Hawai'i planning tests for mad cow disease
By Kevin Dayton
Advertiser Big Island Bureau
HILO, Hawai'i The state Department of Agriculture is about to get directly involved in testing for mad-cow disease in Hawai'i in the wake of the discovery of an infected cow in Washington state, the first case of its kind in the United States.
Until now, the state allowed the U.S. Department of Agriculture to handle the testing, with USDA working mostly at slaughter plants to check animals.
Now state veterinarians and other state staff will expand that effort, with more visits and field inspections at ranches and dairies, said Jason Moniz, program manager of the livestock disease-control branch.
"We feel we need to get a little bit more aggressive to reassure and regain consumer confidence," Moniz said. He said the state effort will begin next week.
The first confirmed case of mad-cow disease, formally known as bovine spongiform encephalopathy, was identified in a Washington dairy cow slaughtered Dec. 9.
The human form of the disease, variant Creutzfeldt-Jakob, is thought to be contracted by eating meat from an infected animal, especially from the brain or spinal cord. There is no cure.
The U.S. Department of Agriculture plans to test 183 head of cattle in Hawai'i for the disease in the coming year. That is considerably more than the 20 head of cattle the USDA targeted for testing last year, Moniz said.
Moniz said the Washington case was not the primary trigger for the increase in tests. The federal government had planned to step up its testing effort before the infected animal was discovered on the Mainland, he said.
"USDA has been in the lead for that, but with the current situation and the need to regain consumer confidence, we will be stepping that up and be out there with them, putting some of our other activities on the back burner for a while," he said.

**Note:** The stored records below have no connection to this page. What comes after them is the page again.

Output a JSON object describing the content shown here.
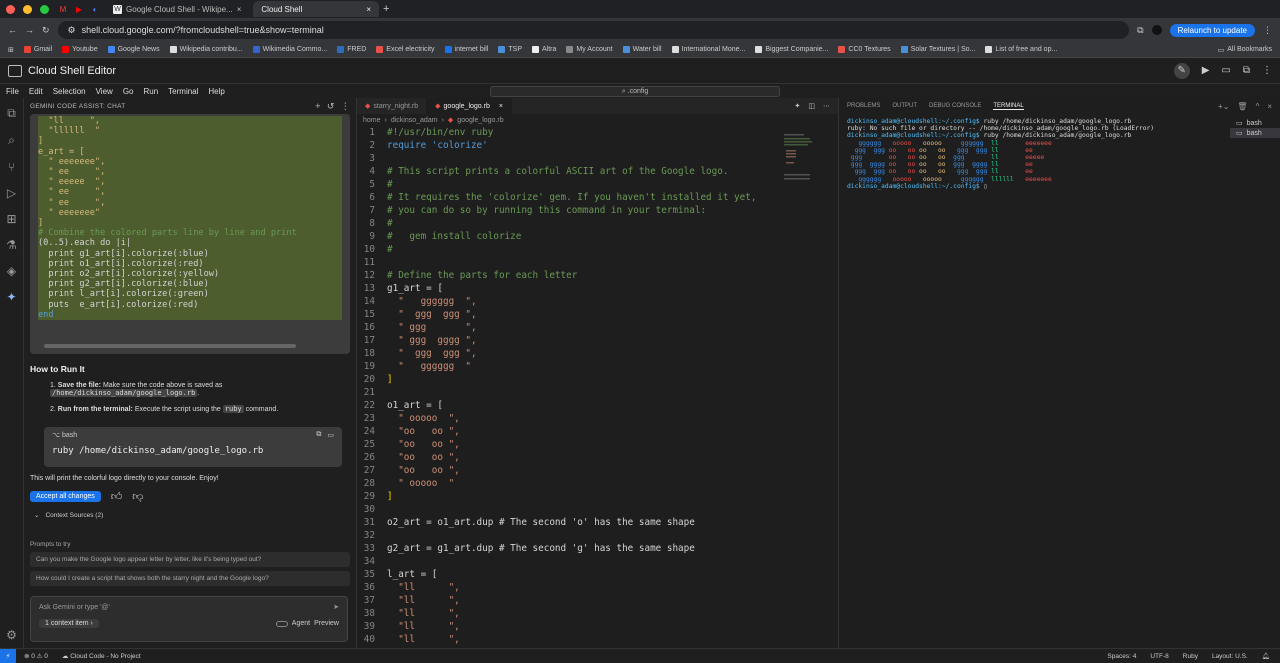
{
  "browser": {
    "tabs": [
      {
        "label": "Google Cloud Shell - Wikipe...",
        "active": false
      },
      {
        "label": "Cloud Shell",
        "active": true
      }
    ],
    "url": "shell.cloud.google.com/?fromcloudshell=true&show=terminal",
    "relaunch": "Relaunch to update",
    "bookmarks": [
      "Gmail",
      "Youtube",
      "Google News",
      "Wikipedia contribu...",
      "Wikimedia Commo...",
      "FRED",
      "Excel electricity",
      "internet bill",
      "TSP",
      "Altra",
      "My Account",
      "Water bill",
      "International Mone...",
      "Biggest Companie...",
      "CC0 Textures",
      "Solar Textures | So...",
      "List of free and op..."
    ],
    "all_bookmarks": "All Bookmarks"
  },
  "app": {
    "title": "Cloud Shell Editor",
    "menu": [
      "File",
      "Edit",
      "Selection",
      "View",
      "Go",
      "Run",
      "Terminal",
      "Help"
    ],
    "command_center": ".config"
  },
  "chat": {
    "header": "GEMINI CODE ASSIST: CHAT",
    "code_lines": [
      "  \"ll     \",",
      "  \"llllll  \"",
      "]",
      "",
      "e_art = [",
      "  \" eeeeeee\",",
      "  \" ee     \",",
      "  \" eeeee  \",",
      "  \" ee     \",",
      "  \" ee     \",",
      "  \" eeeeeee\"",
      "]",
      "",
      "# Combine the colored parts line by line and print",
      "(0..5).each do |i|",
      "  print g1_art[i].colorize(:blue)",
      "  print o1_art[i].colorize(:red)",
      "  print o2_art[i].colorize(:yellow)",
      "  print g2_art[i].colorize(:blue)",
      "  print l_art[i].colorize(:green)",
      "  puts  e_art[i].colorize(:red)",
      "end"
    ],
    "howto_title": "How to Run It",
    "step1_label": "Save the file:",
    "step1_text": "Make sure the code above is saved as",
    "step1_code": "/home/dickinso_adam/google_logo.rb",
    "step2_label": "Run from the terminal:",
    "step2_text": "Execute the script using the",
    "step2_code": "ruby",
    "step2_suffix": "command.",
    "bash_label": "bash",
    "bash_command": "ruby /home/dickinso_adam/google_logo.rb",
    "result_text": "This will print the colorful logo directly to your console. Enjoy!",
    "accept_label": "Accept all changes",
    "context_sources": "Context Sources (2)",
    "prompts_title": "Prompts to try",
    "prompts": [
      "Can you make the Google logo appear letter by letter, like it's being typed out?",
      "How could I create a script that shows both the starry night and the Google logo?"
    ],
    "input_placeholder": "Ask Gemini or type '@'",
    "context_item": "1 context item",
    "agent_label": "Agent",
    "preview_label": "Preview"
  },
  "editor": {
    "tabs": [
      {
        "label": "starry_night.rb",
        "active": false
      },
      {
        "label": "google_logo.rb",
        "active": true
      }
    ],
    "breadcrumb": [
      "home",
      "dickinso_adam",
      "google_logo.rb"
    ],
    "lines": [
      "#!/usr/bin/env ruby",
      "require 'colorize'",
      "",
      "# This script prints a colorful ASCII art of the Google logo.",
      "#",
      "# It requires the 'colorize' gem. If you haven't installed it yet,",
      "# you can do so by running this command in your terminal:",
      "#",
      "#   gem install colorize",
      "#",
      "",
      "# Define the parts for each letter",
      "g1_art = [",
      "  \"   gggggg  \",",
      "  \"  ggg  ggg \",",
      "  \" ggg       \",",
      "  \" ggg  gggg \",",
      "  \"  ggg  ggg \",",
      "  \"   gggggg  \"",
      "]",
      "",
      "o1_art = [",
      "  \" ooooo  \",",
      "  \"oo   oo \",",
      "  \"oo   oo \",",
      "  \"oo   oo \",",
      "  \"oo   oo \",",
      "  \" ooooo  \"",
      "]",
      "",
      "o2_art = o1_art.dup # The second 'o' has the same shape",
      "",
      "g2_art = g1_art.dup # The second 'g' has the same shape",
      "",
      "l_art = [",
      "  \"ll      \",",
      "  \"ll      \",",
      "  \"ll      \",",
      "  \"ll      \",",
      "  \"ll      \","
    ]
  },
  "terminal": {
    "tabs": [
      "PROBLEMS",
      "OUTPUT",
      "DEBUG CONSOLE",
      "TERMINAL"
    ],
    "prompt": "dickinso_adam@cloudshell:~/.config$",
    "cmd1": "ruby /home/dickinso_adam/google_logo.rb",
    "error": "ruby: No such file or directory -- /home/dickinso_adam/google_logo.rb (LoadError)",
    "cmd2": "ruby /home/dickinso_adam/google_logo.rb",
    "logo_lines": [
      {
        "g1": "   gggggg  ",
        "o1": " ooooo  ",
        "o2": " ooooo  ",
        "g2": "   gggggg  ",
        "l": "ll      ",
        "e": " eeeeeee"
      },
      {
        "g1": "  ggg  ggg ",
        "o1": "oo   oo ",
        "o2": "oo   oo ",
        "g2": "  ggg  ggg ",
        "l": "ll      ",
        "e": " ee     "
      },
      {
        "g1": " ggg       ",
        "o1": "oo   oo ",
        "o2": "oo   oo ",
        "g2": " ggg       ",
        "l": "ll      ",
        "e": " eeeee  "
      },
      {
        "g1": " ggg  gggg ",
        "o1": "oo   oo ",
        "o2": "oo   oo ",
        "g2": " ggg  gggg ",
        "l": "ll      ",
        "e": " ee     "
      },
      {
        "g1": "  ggg  ggg ",
        "o1": "oo   oo ",
        "o2": "oo   oo ",
        "g2": "  ggg  ggg ",
        "l": "ll      ",
        "e": " ee     "
      },
      {
        "g1": "   gggggg  ",
        "o1": " ooooo  ",
        "o2": " ooooo  ",
        "g2": "   gggggg  ",
        "l": "llllll  ",
        "e": " eeeeeee"
      }
    ],
    "sessions": [
      "bash",
      "bash"
    ]
  },
  "status": {
    "left": "⊗ 0 ⚠ 0",
    "cloud": "Cloud Code - No Project",
    "spaces": "Spaces: 4",
    "encoding": "UTF-8",
    "language": "Ruby",
    "layout": "Layout: U.S."
  }
}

With nine dairies on O'ahu and the Big Island and more than 800 beef operations statewide, Moniz said much of the focus will be on reminding farmers of symptoms that may be warning signs.
Cows must be slaughtered to test them, with animals targeted that either cannot stand or show signs of a disease of the nervous system. Moniz said he has suggested to the USDA that the ranches and farms should be paid for the cows that are slaughtered and tested.
"It would just make it a lot easier if we could at least pay the farmer or rancher for the value of the animal," Moniz said. State agriculture officials plan to contribute time and manpower, but there is no state money allocated for the effort.
It is highly unlikely that Hawai'i would have imported an infected animal because cattle are rarely imported into the state, Moniz said. In the past decade Hawai'i has imported 1,485 dairy and beef cattle.
That low volume has made it easy to track and inspect animals brought into the state, so the risk that an animal brought into Hawai'i might have come from the same herd as the infected animal is "very, very, very low," he said.
Ranchers continued to monitor the situation on the Mainland but were unsure of the effect on Hawai'i operations.
"I think it's pretty well under control," said Pono von Holt, owner and manager of Ponoholo Ranch on the Big Island. "Right now, our main concern is consumers are inundated with all kinds of information, and hopefully most of them will respond with some kind of a reasonable attitude and realize that our food supply is very safe. This is just one instance, and we have the surveillance in place to find these kinds of things and then take care of the problem.
"We are concerned, but with all of the science that's behind this, we think it's under control," he said.
Moniz said beef prices have been at record highs over the past year, which may help cushion the impact on the industry. "As the investigation moves forward, the consumer concerns should be relaxed and the markets come back," Moniz said. "That's what happened with the Canadian situation."
Reach Kevin Dayton at email@example.com or (808) 935-3916.